I remember the first time i saw her. Jaw-dropping beauty, exotic and mysterious. Though I didn't understand a word she was saying, I couldn't have cared less.
It was 20 years ago and I was in an auditorium for opening night of the CILECT Student Film Festival in Karlovy Vary, Czechoslovakia. This was the early 80s, the height of Reagan's Cold War against the USSR's "evil empire," but film students from 50 countries were given travel visas to pass through the Iron Curtain.
The vision of beauty's name was Hana, and I couldn't understand her because she spoke Czech. She was master of ceremonies for the festival. Later, someone told me she was the youngest announcer on the state TV station.
Each night after the main screening we all went to the disco. Imagine several hundred students from all over the world on vacation - that's how crazy it was. Hana was there surrounded by admirers, and I do mean surrounded. At least a dozen men circled her in close orbit. Captivated though I was, I'm not one for working in a crowd, even if I'd had the confidence to approach such a great beauty.
Apparently, the first night's disco had kept half the town up all night, so it was moved into the middle of the Black Forest, to the parking lot of a small schloss (castle) Franz Kafka built for his mistress. Even a horde of drunken film students would have a hard time messing up a parking lot.
This time Hana only had four or five admirers. A student from the UK noticed me staring at her. I scoffed when he suggested I ask her to dance and got that old speech about the very beautiful being very lonely. He bet me a beer that she'd say yes, which I thought was a fair trade for a moment of rejection, so off I went.
He didn't get his beer, but only because I spent the next three hours dancing with Hana. She spoke little English and we struggled to understand each other, but it didn't matter. I wasn't going to leave the dance floor until she did. When Hana used her fingers to indicate we should walk and pointed to the road into town, I could only nod. I was speechless, but not because of the language barrier.
A hundred feet down the road into the Black Forest, her hand found mine.
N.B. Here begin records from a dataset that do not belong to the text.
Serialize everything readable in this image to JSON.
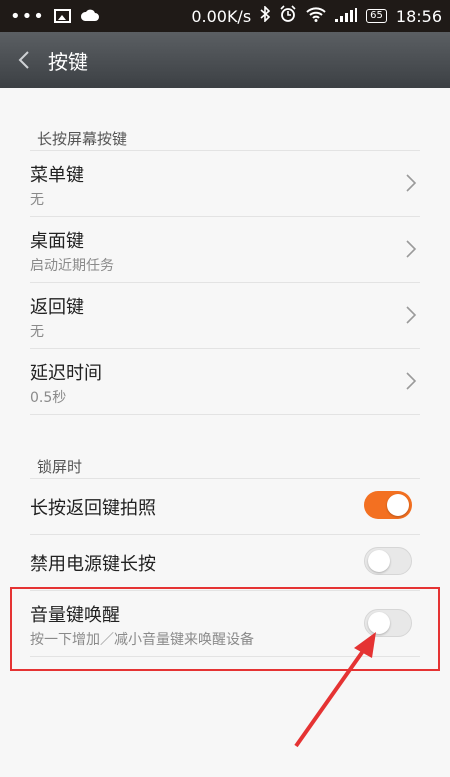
{
  "statusbar": {
    "dots": "•••",
    "speed": "0.00K/s",
    "battery": "65",
    "time": "18:56"
  },
  "header": {
    "title": "按键"
  },
  "sections": [
    {
      "header": "长按屏幕按键",
      "rows": [
        {
          "title": "菜单键",
          "subtitle": "无"
        },
        {
          "title": "桌面键",
          "subtitle": "启动近期任务"
        },
        {
          "title": "返回键",
          "subtitle": "无"
        },
        {
          "title": "延迟时间",
          "subtitle": "0.5秒"
        }
      ]
    },
    {
      "header": "锁屏时",
      "toggles": [
        {
          "title": "长按返回键拍照",
          "on": true
        },
        {
          "title": "禁用电源键长按",
          "on": false
        },
        {
          "title": "音量键唤醒",
          "subtitle": "按一下增加／减小音量键来唤醒设备",
          "on": false
        }
      ]
    }
  ],
  "colors": {
    "accent": "#f37021",
    "annotation": "#e53333"
  }
}
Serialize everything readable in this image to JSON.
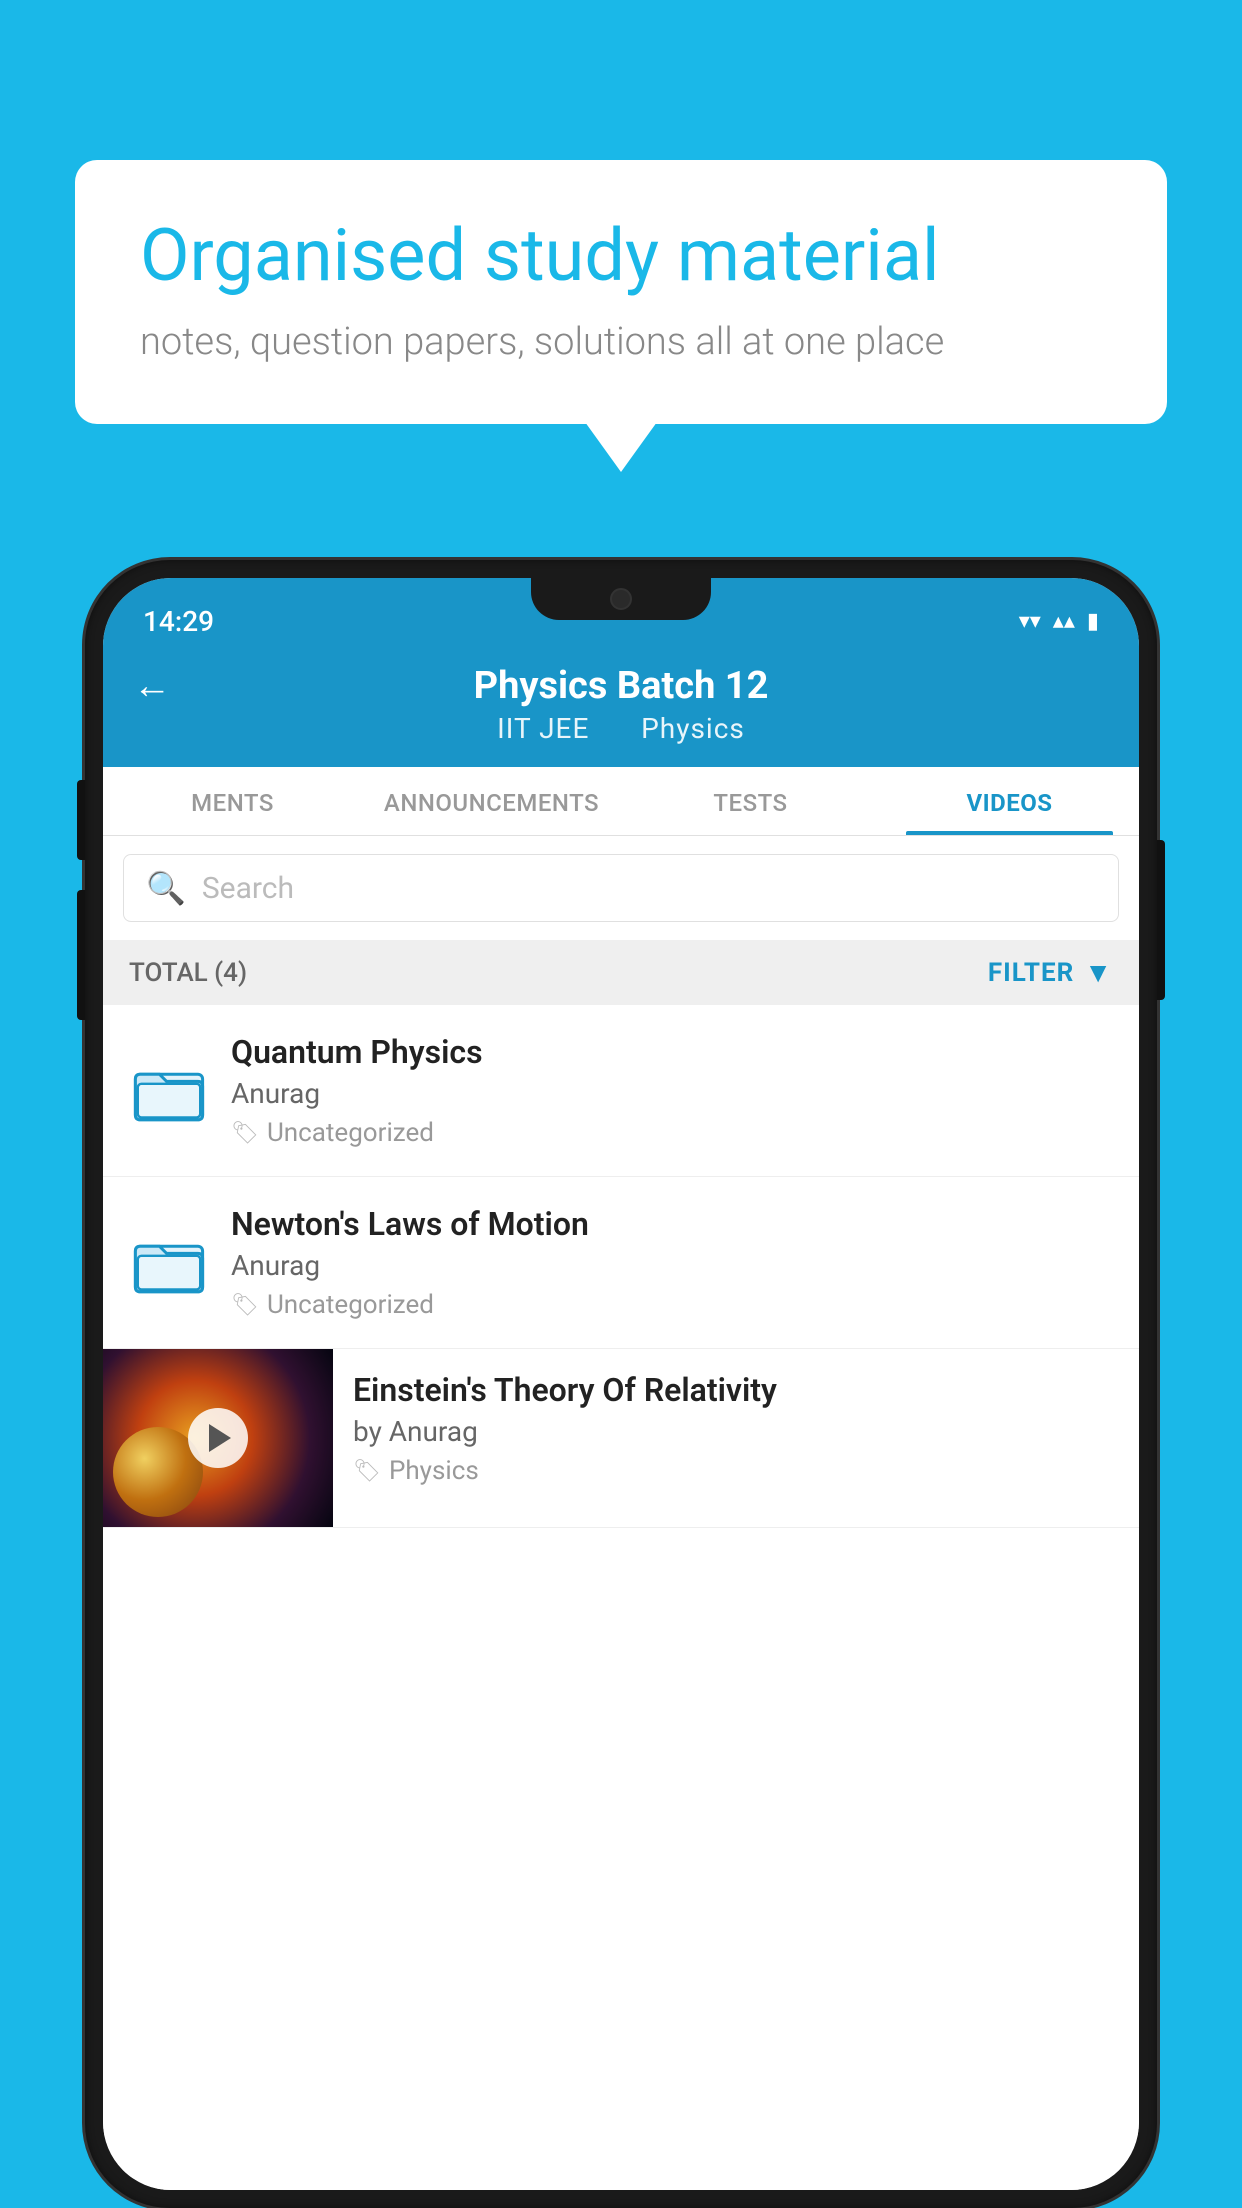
{
  "background_color": "#1ab8e8",
  "speech_bubble": {
    "heading": "Organised study material",
    "subtext": "notes, question papers, solutions all at one place"
  },
  "status_bar": {
    "time": "14:29",
    "wifi": "▾",
    "signal": "▴▴",
    "battery": "▮"
  },
  "app_header": {
    "back_label": "←",
    "title": "Physics Batch 12",
    "subtitle_part1": "IIT JEE",
    "subtitle_part2": "Physics"
  },
  "tabs": [
    {
      "label": "MENTS",
      "active": false
    },
    {
      "label": "ANNOUNCEMENTS",
      "active": false
    },
    {
      "label": "TESTS",
      "active": false
    },
    {
      "label": "VIDEOS",
      "active": true
    }
  ],
  "search": {
    "placeholder": "Search"
  },
  "filter_bar": {
    "total_label": "TOTAL (4)",
    "filter_label": "FILTER"
  },
  "videos": [
    {
      "title": "Quantum Physics",
      "author": "Anurag",
      "tag": "Uncategorized",
      "has_thumb": false
    },
    {
      "title": "Newton's Laws of Motion",
      "author": "Anurag",
      "tag": "Uncategorized",
      "has_thumb": false
    },
    {
      "title": "Einstein's Theory Of Relativity",
      "author": "by Anurag",
      "tag": "Physics",
      "has_thumb": true
    }
  ]
}
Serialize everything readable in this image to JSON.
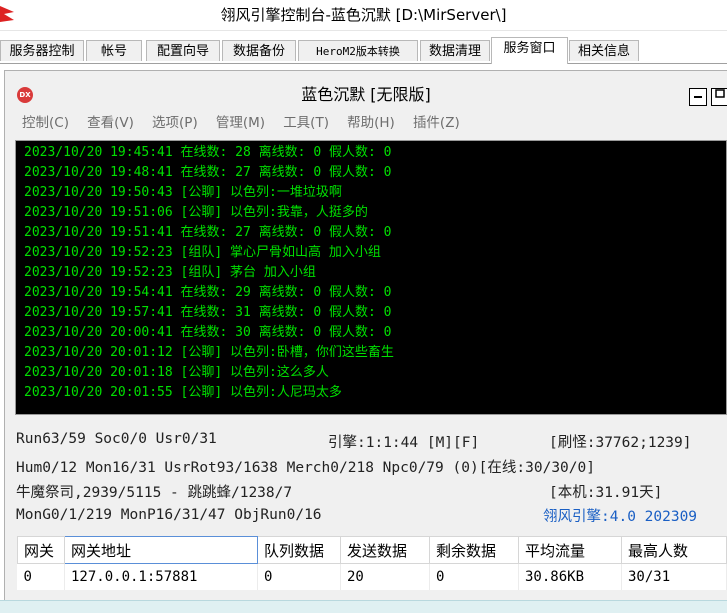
{
  "window": {
    "title": "翎风引擎控制台-蓝色沉默 [D:\\MirServer\\]"
  },
  "tabs": [
    {
      "label": "服务器控制"
    },
    {
      "label": "帐号"
    },
    {
      "label": "配置向导"
    },
    {
      "label": "数据备份"
    },
    {
      "label": "HeroM2版本转换"
    },
    {
      "label": "数据清理"
    },
    {
      "label": "服务窗口"
    },
    {
      "label": "相关信息"
    }
  ],
  "active_tab": "服务窗口",
  "server_window": {
    "title": "蓝色沉默 [无限版]",
    "icon": "dx-logo-icon",
    "menu": [
      {
        "label": "控制(C)"
      },
      {
        "label": "查看(V)"
      },
      {
        "label": "选项(P)"
      },
      {
        "label": "管理(M)"
      },
      {
        "label": "工具(T)"
      },
      {
        "label": "帮助(H)"
      },
      {
        "label": "插件(Z)"
      }
    ],
    "log_lines": [
      "2023/10/20 19:45:41 在线数: 28 离线数: 0 假人数: 0",
      "2023/10/20 19:48:41 在线数: 27 离线数: 0 假人数: 0",
      "2023/10/20 19:50:43 [公聊] 以色列:一堆垃圾啊",
      "2023/10/20 19:51:06 [公聊] 以色列:我靠，人挺多的",
      "2023/10/20 19:51:41 在线数: 27 离线数: 0 假人数: 0",
      "2023/10/20 19:52:23 [组队] 掌心尸骨如山高 加入小组",
      "2023/10/20 19:52:23 [组队] 茅台 加入小组",
      "2023/10/20 19:54:41 在线数: 29 离线数: 0 假人数: 0",
      "2023/10/20 19:57:41 在线数: 31 离线数: 0 假人数: 0",
      "2023/10/20 20:00:41 在线数: 30 离线数: 0 假人数: 0",
      "2023/10/20 20:01:12 [公聊] 以色列:卧槽，你们这些畜生",
      "2023/10/20 20:01:18 [公聊] 以色列:这么多人",
      "2023/10/20 20:01:55 [公聊] 以色列:人尼玛太多"
    ],
    "status": {
      "run": "Run63/59 Soc0/0 Usr0/31",
      "engine": "引擎:1:1:44 [M][F]",
      "monster": "[刷怪:37762;1239]",
      "line2": "Hum0/12 Mon16/31 UsrRot93/1638 Merch0/218 Npc0/79 (0)[在线:30/30/0]",
      "line3": "牛魔祭司,2939/5115 - 跳跳蜂/1238/7",
      "local": "[本机:31.91天]",
      "line4": "MonG0/1/219 MonP16/31/47 ObjRun0/16",
      "version": "翎风引擎:4.0 202309"
    },
    "gateway_table": {
      "columns": [
        "网关",
        "网关地址",
        "队列数据",
        "发送数据",
        "剩余数据",
        "平均流量",
        "最高人数"
      ],
      "rows": [
        [
          "0",
          "127.0.0.1:57881",
          "0",
          "20",
          "0",
          "30.86KB",
          "30/31"
        ]
      ]
    }
  }
}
We kissed, tentatively at first and then with a passion that had me leaning against a tree to stay upright. A light drizzle started, and the headlights of a passing bus created a halo of light, searing her beauty, the touch of her lips into my mind.
I took the comforter from my dorm room and snuck into a common room where Hana waited. The comforter barely cushioned the hard tile floor, but I never felt the bruises that later appeared on my knees and elbows.
Brilliant sunlight woke us a few hours later. Hana hurried off to prepare for that day's screenings, absolutely terrified of being late. The reality of life behind the Iron Curtain brought us back down to earth. The rest of the week went by in a blur.
I sat backstage so I could be with Hana every moment she wasn't onstage. I saw only a handful of films.
Mostly I remember our bodies moving together with painful intensity in those few moments when my Bulgarian roommates weren't around and Hana wasn't working. She learned English so quickly. In a few days, we were almost able to speak in complete sentences. It was easy to understand why she'd succeeded on state TV.
We were walking hand in hand through the town when Hana bought me a rose, and not just any rose. Karlsbad's spas are famous for their mineral content, and roses are dipped into the mineral runoff to create petrified flowers. Her gift to me was a flower that would never wilt.
We made a plan. After I finished my film school degree, I'd get a bartending job and save money to cover the hundreds of dollars a month I'd spend calling her. Then I'd fly back so we could be together for her month-long vacation. We hoped it would be enough time to decide if we'd have a future.
Three weeks before my scheduled return to Czechoslovakia, the letters that had been arriving like clockwork stopped. Then there were problems with the phone. When I called, the connection would be broken before we could talk.
I finally got through to her a day before my flight to Prague. Through tears, she said her vacation had been cancelled and she was being sent touring with a theatrical company. I tried to be strong and tell her we wouldn't give up, but when that call got cut off, I cried like a baby.
She only sent a few letters when she was on tour. She wrote about getting a special visa, coming to visit me, but it sounded like a fantasy. A few months later, I called and a man answered the phone. I wasn't surprised. There were no tears this time when she said goodbye.
Somewhere I still have that petrified rose. I'm not sure exactly where it is. I had to put it away a long time ago.